In a recent joint representation to Union road transport and highways minister Nitin Gadkari, the representatives of 45 historic vehicle clubs and museums in the country have made a strong pitch for protection and preservation of vintage motor vehicles.
Referring to this joint representation, Harsh Pati Singhania, in a letter to Gadkari on 19 April, flagged “four critical matters” to be adequately addressed in the rules concerning special provision for registration of vintage motor vehicles proposed to be notified by his ministry.
“Vintage motor vehicles older than 30 years from the date of manufacture may kindly be permitted to be registered under the draft Rules ‘Special Provision for Registration of Vintage Motor Vehicles’ as these vehicles are very small in number and are an important part of our national automotive heritage,” Singhania urged Gadkari.

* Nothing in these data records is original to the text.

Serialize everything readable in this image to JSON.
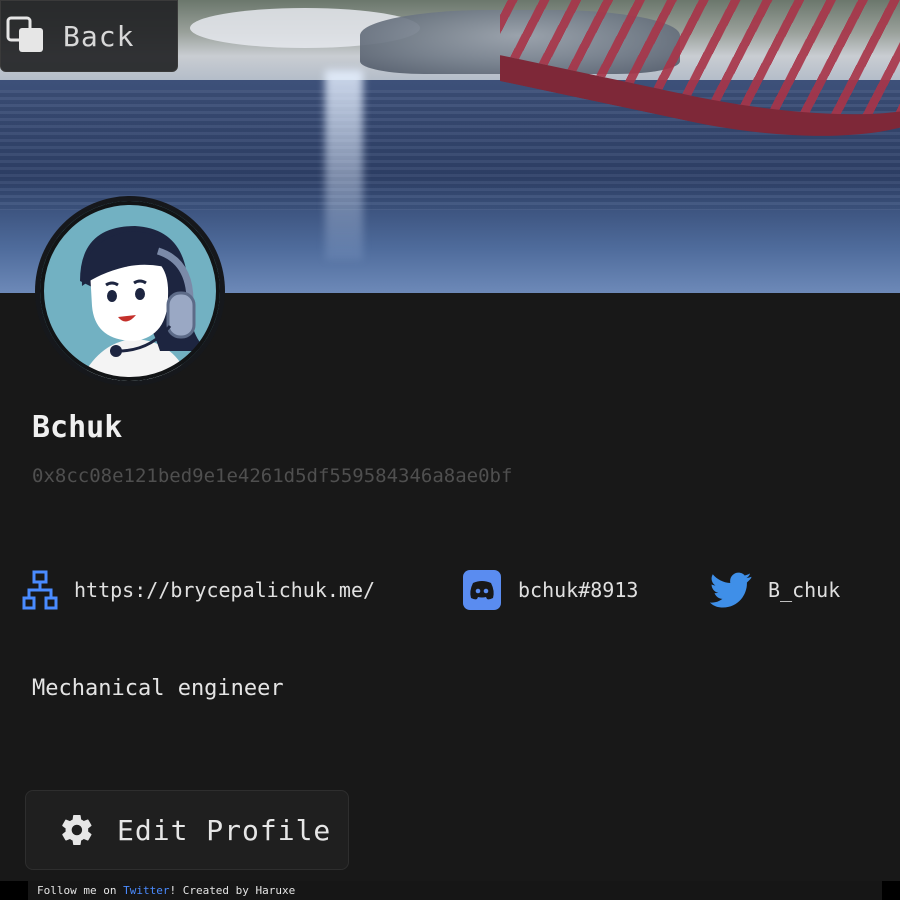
{
  "header": {
    "back_label": "Back"
  },
  "profile": {
    "name": "Bchuk",
    "address": "0x8cc08e121bed9e1e4261d5df559584346a8ae0bf",
    "bio": "Mechanical engineer"
  },
  "links": {
    "website": {
      "icon": "sitemap-icon",
      "text": "https://brycepalichuk.me/"
    },
    "discord": {
      "icon": "discord-icon",
      "text": "bchuk#8913"
    },
    "twitter": {
      "icon": "twitter-icon",
      "text": "B_chuk"
    }
  },
  "actions": {
    "edit_profile_label": "Edit Profile"
  },
  "footer": {
    "prefix": "Follow me on ",
    "link_text": "Twitter",
    "suffix": "! Created by Haruxe"
  },
  "colors": {
    "background": "#181818",
    "accent_blue": "#4a8bff",
    "discord_blue": "#5a8cf0",
    "twitter_blue": "#3f8fe8",
    "muted_text": "#4f4f4f"
  }
}
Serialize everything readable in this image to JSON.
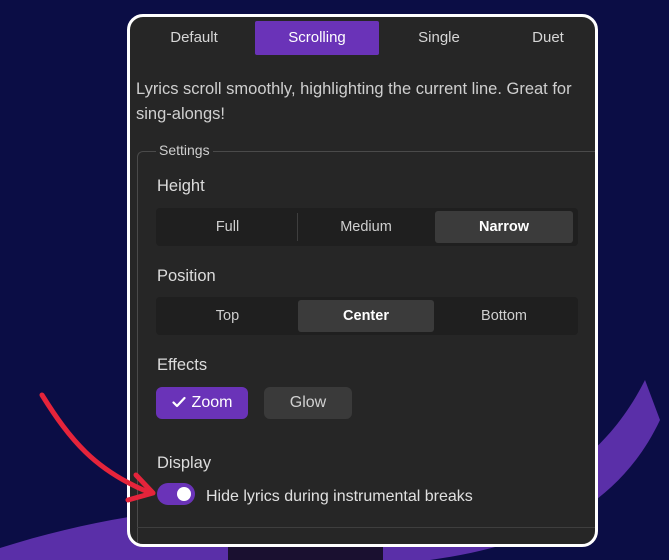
{
  "tabs": [
    {
      "label": "Default",
      "active": false
    },
    {
      "label": "Scrolling",
      "active": true
    },
    {
      "label": "Single",
      "active": false
    },
    {
      "label": "Duet",
      "active": false
    }
  ],
  "description": "Lyrics scroll smoothly, highlighting the current line. Great for sing-alongs!",
  "settings": {
    "legend": "Settings",
    "height": {
      "label": "Height",
      "options": [
        "Full",
        "Medium",
        "Narrow"
      ],
      "selected": "Narrow"
    },
    "position": {
      "label": "Position",
      "options": [
        "Top",
        "Center",
        "Bottom"
      ],
      "selected": "Center"
    },
    "effects": {
      "label": "Effects",
      "items": [
        {
          "label": "Zoom",
          "checked": true
        },
        {
          "label": "Glow",
          "checked": false
        }
      ]
    },
    "display": {
      "label": "Display",
      "toggle_label": "Hide lyrics during instrumental breaks",
      "toggle_on": true
    }
  },
  "colors": {
    "accent": "#6a33b8",
    "background": "#0b0d45",
    "panel": "#262626",
    "arrow": "#e5243b"
  },
  "icons": {
    "check": "check-icon",
    "annotation": "red-arrow-icon"
  }
}
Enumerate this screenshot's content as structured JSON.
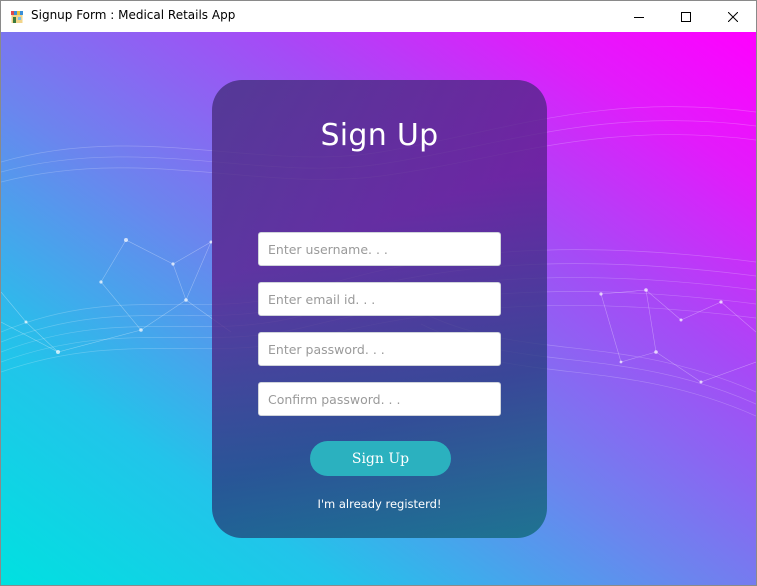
{
  "window": {
    "title": "Signup Form : Medical Retails App",
    "controls": {
      "minimize": "minimize",
      "maximize": "maximize",
      "close": "close"
    }
  },
  "form": {
    "heading": "Sign Up",
    "fields": {
      "username_placeholder": "Enter username. . .",
      "email_placeholder": "Enter email id. . .",
      "password_placeholder": "Enter password. . .",
      "confirm_placeholder": "Confirm password. . ."
    },
    "submit_label": "Sign Up",
    "login_link": "I'm already registerd!"
  },
  "colors": {
    "gradient_start": "#00e1e0",
    "gradient_end": "#ff00ff",
    "button": "#2bb1bf",
    "card": "#4a3a8a"
  }
}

“No commercial use whatsoever may be permitted but free use of these Vintage Motor Vehicles may be allowed for personal purposes, with no other purpose restrictions,” he stated in the letter.
“The important exemptions requested from (i) emission compliances, (ii) obtaining pollution under control certificate and (iii) obtaining a certificate of fitness…may kindly be granted and the exemption be specifically provided for as these historic vehicles cannot be mechanically modified or altered or expected to meet the new emission/ fitness/ pollution norms, applicable to later production cars. Any modification or alteration to historic vehicles will completely destroy the authenticity and originality of these historic vehicles,” Singhania told Gadkari.
“To enable the transparent registration of Vintage Motor Vehicles, a Self-Certification/ Declaration/Indemnity by the owner, of the required registration particulars, should suffice, just as in the case of Income Tax Returns. There may be no need for a representative from any private automobile association, club or a committee to be involved in the process of approval or rejection for registration of a Vintage Motor Vehicle, as such involvement of private representatives in the different state committees may create unnecessary red tape and provide scope for corruption and influence peddling,” the letter stated.
It urged the minister to consider the representation for the sake of “promotion of tourism, culture, employment, manufacturing and revenue to the government” as well as “building our national heritage and culture”.